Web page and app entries
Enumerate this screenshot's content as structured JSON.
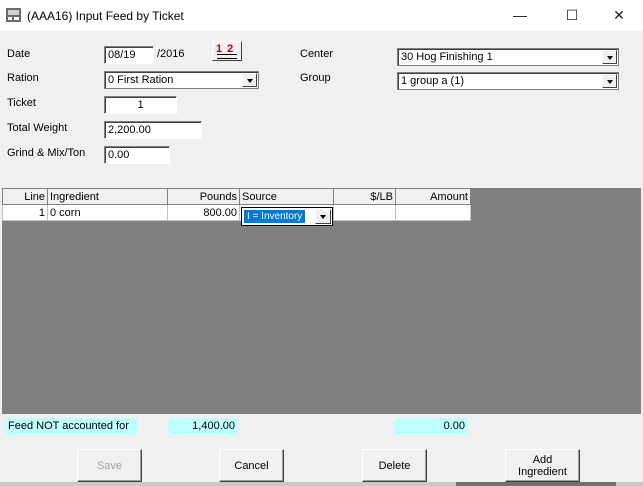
{
  "window": {
    "title": "(AAA16)  Input Feed by Ticket",
    "min_glyph": "—",
    "max_glyph": "☐",
    "close_glyph": "✕"
  },
  "form": {
    "date_label": "Date",
    "date_value": "08/19",
    "date_year": "/2016",
    "calendar_text": "1 2",
    "ration_label": "Ration",
    "ration_value": "0  First Ration",
    "ticket_label": "Ticket",
    "ticket_value": "1",
    "total_weight_label": "Total Weight",
    "total_weight_value": "2,200.00",
    "grind_label": "Grind & Mix/Ton",
    "grind_value": "0.00",
    "center_label": "Center",
    "center_value": "30  Hog Finishing 1",
    "group_label": "Group",
    "group_value": "1  group a  (1)"
  },
  "grid": {
    "headers": [
      "Line",
      "Ingredient",
      "Pounds",
      "Source",
      "$/LB",
      "Amount"
    ],
    "rows": [
      {
        "line": "1",
        "ingredient": "0  corn",
        "pounds": "800.00",
        "source": "I = Inventory",
        "price": "",
        "amount": ""
      }
    ]
  },
  "totals": {
    "unaccounted_label": "Feed NOT accounted for",
    "unaccounted_pounds": "1,400.00",
    "total_amount": "0.00"
  },
  "buttons": {
    "save": "Save",
    "cancel": "Cancel",
    "delete": "Delete",
    "add_ingredient_line1": "Add",
    "add_ingredient_line2": "Ingredient"
  },
  "colors": {
    "selection": "#0078d7",
    "highlight_cyan": "#bfffff",
    "calendar_red": "#c00000",
    "grid_background": "#808080"
  }
}
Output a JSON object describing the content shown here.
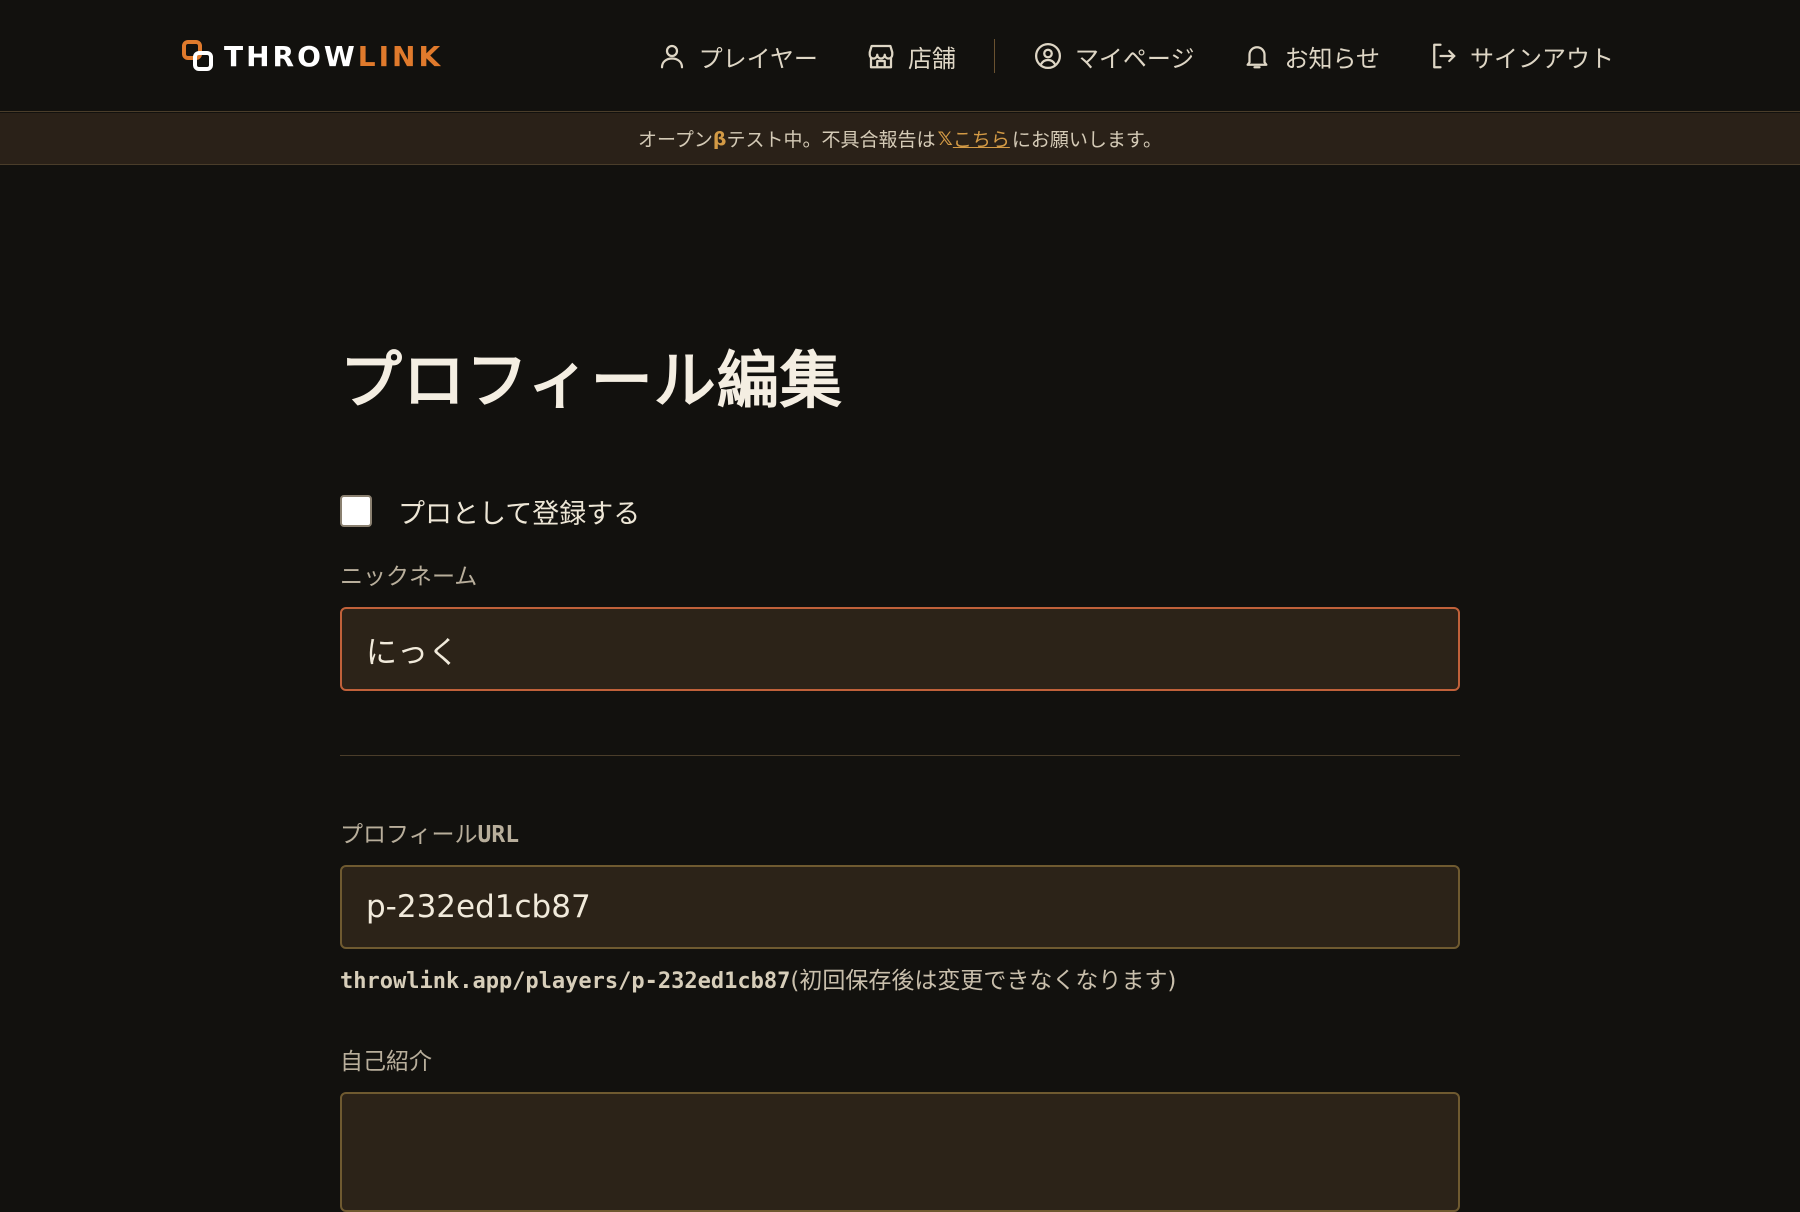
{
  "logo": {
    "brand_main": "THROW",
    "brand_accent": "LINK"
  },
  "nav": {
    "items": [
      {
        "label": "プレイヤー",
        "icon": "user-icon"
      },
      {
        "label": "店舗",
        "icon": "store-icon"
      },
      {
        "label": "マイページ",
        "icon": "user-circle-icon"
      },
      {
        "label": "お知らせ",
        "icon": "bell-icon"
      },
      {
        "label": "サインアウト",
        "icon": "sign-out-icon"
      }
    ]
  },
  "banner": {
    "text_before": "オープン",
    "beta": "β",
    "text_middle": "テスト中。不具合報告は",
    "x_symbol": "𝕏",
    "link_text": "こちら",
    "text_after": "にお願いします。"
  },
  "page": {
    "title": "プロフィール編集"
  },
  "form": {
    "pro_checkbox_label": "プロとして登録する",
    "pro_checked": false,
    "nickname_label": "ニックネーム",
    "nickname_value": "にっく",
    "url_label_prefix": "プロフィール",
    "url_label_suffix": "URL",
    "url_value": "p-232ed1cb87",
    "url_hint_url": "throwlink.app/players/p-232ed1cb87",
    "url_hint_note": "(初回保存後は変更できなくなります)",
    "bio_label": "自己紹介",
    "bio_value": ""
  },
  "colors": {
    "background": "#12110e",
    "accent": "#e07a2c",
    "link": "#d39a45",
    "focus_border": "#c0613a"
  }
}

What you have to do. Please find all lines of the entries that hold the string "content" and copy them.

Task response.
Enumerate this screenshot's content as structured JSON.
Output a JSON object describing the content shown here.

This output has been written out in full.